Two of the UK’s largest online food ordering platforms (Just Eat and Hungryhouse) are facing an in-depth Phase 2 investigation by the Competition and Markets Authority (CMA).

Background

In December 2016, Just Eat announced its intention to acquire Hungryhouse for upwards of £200 million, consolidating two of the UK’s largest online food ordering and delivery platforms.

In March 2017, the CMA launched its inquiry into the acquisition and, as a result, on 10 May 2017 the CMA announced that the acquisition “may be expected to result in a substantial lessening of competition within [the takeway food delivery market] in the UK“.

As such, the CMA announced that the enquiry would move to Phase 2, unless the parties could offer undertakings to address these concerns by 17 May 2017. They declined to do so and on 19 May 2017 the CMA issued its decision to move to Phase 2.

Areas of concern

The CMA rejected arguments from Just Eat and Hungryhouse that the merger would not result in a loss of competition due to the recent proliferation of other food delivery services such as Deliveroo and Uber Eats. The CMA noted that these platforms offered delivery services from traditional restaurants, which did not otherwise offer delivery. Just Eat and Hungryhouse, on the other hand, mainly provided a platform through which restaurants which already have their own delivery service can receive orders online. As such, the CMA felt the two markets were sufficiently different so as not to be in competition.

Instead, looking at the takeway food delivery market, the CMA raised concerns that the merger of the two largest platforms in this sector could result in a significant reduction in competition, and so higher costs to the restaurants that pay to use the service.

What’s next

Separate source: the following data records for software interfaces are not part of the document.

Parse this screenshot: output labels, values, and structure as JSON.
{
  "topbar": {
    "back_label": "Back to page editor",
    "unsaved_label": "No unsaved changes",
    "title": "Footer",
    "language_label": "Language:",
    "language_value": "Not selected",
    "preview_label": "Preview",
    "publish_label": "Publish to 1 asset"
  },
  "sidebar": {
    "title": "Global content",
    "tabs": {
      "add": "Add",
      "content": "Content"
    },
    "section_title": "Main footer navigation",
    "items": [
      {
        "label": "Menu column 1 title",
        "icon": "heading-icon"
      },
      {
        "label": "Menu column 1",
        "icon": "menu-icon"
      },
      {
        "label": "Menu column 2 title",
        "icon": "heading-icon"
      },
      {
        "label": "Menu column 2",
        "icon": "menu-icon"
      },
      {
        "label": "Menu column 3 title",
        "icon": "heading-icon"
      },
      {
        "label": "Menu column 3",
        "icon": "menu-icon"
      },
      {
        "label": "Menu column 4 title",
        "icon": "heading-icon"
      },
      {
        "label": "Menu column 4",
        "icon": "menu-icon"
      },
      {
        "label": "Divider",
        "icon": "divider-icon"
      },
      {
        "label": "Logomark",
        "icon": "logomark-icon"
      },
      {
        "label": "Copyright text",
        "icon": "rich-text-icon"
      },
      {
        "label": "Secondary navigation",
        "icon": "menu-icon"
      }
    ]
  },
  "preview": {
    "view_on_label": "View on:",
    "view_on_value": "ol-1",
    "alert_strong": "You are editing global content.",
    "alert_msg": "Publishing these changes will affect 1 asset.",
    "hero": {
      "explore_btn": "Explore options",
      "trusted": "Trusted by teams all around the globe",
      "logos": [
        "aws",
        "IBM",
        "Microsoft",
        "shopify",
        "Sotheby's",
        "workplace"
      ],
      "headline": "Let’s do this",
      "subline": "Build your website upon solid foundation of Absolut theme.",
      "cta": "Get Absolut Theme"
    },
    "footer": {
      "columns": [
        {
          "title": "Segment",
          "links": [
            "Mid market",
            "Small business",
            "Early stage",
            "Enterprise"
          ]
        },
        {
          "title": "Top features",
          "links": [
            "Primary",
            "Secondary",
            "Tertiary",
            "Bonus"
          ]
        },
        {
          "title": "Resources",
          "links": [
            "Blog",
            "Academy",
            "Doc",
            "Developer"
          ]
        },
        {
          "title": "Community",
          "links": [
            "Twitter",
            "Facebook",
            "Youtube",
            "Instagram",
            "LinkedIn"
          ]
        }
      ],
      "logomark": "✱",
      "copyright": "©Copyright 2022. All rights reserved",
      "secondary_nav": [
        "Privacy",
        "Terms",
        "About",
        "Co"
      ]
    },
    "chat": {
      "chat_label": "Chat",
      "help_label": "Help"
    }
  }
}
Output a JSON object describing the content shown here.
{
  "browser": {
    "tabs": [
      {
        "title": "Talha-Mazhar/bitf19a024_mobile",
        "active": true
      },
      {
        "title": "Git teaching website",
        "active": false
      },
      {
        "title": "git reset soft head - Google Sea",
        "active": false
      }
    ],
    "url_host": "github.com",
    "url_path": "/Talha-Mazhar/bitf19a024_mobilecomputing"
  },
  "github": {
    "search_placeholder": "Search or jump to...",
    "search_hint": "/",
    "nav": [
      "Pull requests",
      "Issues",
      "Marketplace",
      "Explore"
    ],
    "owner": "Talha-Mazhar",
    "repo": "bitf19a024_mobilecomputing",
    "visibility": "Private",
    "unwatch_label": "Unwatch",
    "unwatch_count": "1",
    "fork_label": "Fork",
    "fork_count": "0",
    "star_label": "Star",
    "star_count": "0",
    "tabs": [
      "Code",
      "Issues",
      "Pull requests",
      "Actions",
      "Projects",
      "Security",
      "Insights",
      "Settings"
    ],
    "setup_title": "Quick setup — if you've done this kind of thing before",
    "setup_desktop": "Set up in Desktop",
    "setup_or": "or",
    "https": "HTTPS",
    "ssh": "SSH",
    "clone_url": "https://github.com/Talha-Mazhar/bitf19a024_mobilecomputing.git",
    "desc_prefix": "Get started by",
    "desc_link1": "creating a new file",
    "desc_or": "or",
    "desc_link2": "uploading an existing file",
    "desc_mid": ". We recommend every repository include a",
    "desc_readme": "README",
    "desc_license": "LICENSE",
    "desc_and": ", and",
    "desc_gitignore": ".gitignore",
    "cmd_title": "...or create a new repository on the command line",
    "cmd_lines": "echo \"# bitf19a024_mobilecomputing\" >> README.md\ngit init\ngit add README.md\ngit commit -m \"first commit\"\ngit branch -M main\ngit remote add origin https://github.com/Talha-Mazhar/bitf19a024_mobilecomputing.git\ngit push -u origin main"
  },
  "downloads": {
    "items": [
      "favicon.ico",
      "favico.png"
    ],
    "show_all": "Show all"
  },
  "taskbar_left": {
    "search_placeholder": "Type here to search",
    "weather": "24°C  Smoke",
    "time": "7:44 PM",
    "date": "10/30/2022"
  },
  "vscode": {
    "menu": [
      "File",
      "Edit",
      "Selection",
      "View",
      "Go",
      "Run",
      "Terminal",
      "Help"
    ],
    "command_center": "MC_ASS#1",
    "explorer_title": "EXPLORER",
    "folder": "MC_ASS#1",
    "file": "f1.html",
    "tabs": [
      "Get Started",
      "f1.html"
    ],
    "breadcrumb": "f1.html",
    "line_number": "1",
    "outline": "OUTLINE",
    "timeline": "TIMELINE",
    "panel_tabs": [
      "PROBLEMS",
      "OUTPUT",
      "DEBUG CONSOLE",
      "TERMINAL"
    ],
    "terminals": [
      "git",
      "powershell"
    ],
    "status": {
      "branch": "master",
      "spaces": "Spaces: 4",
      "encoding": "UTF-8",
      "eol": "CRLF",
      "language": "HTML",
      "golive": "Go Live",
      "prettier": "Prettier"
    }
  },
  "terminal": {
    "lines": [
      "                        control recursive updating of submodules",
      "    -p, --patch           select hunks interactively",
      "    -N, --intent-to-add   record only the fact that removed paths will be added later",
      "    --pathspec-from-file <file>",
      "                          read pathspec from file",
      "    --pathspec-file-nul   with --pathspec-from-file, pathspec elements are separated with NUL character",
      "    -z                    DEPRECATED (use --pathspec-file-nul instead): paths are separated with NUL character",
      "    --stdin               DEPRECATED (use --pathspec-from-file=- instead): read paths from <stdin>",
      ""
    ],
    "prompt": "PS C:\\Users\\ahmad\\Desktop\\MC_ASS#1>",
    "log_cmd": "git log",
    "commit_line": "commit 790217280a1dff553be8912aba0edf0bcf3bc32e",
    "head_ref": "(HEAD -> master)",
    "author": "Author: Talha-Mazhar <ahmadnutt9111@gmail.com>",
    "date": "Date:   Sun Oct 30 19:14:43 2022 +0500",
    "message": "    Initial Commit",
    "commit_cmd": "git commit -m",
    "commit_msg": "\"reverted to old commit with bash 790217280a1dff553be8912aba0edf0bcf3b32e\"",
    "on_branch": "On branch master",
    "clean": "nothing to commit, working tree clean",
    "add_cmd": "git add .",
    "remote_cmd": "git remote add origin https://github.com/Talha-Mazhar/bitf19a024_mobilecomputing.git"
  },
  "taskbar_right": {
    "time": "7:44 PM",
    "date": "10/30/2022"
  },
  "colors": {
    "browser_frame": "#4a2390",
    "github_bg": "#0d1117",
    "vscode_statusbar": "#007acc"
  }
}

The CMA’s Phase 2 investigation will now proceed, with the final decision being made by an independent group of CMA panel members. That final decision will be made by 2 November 2017.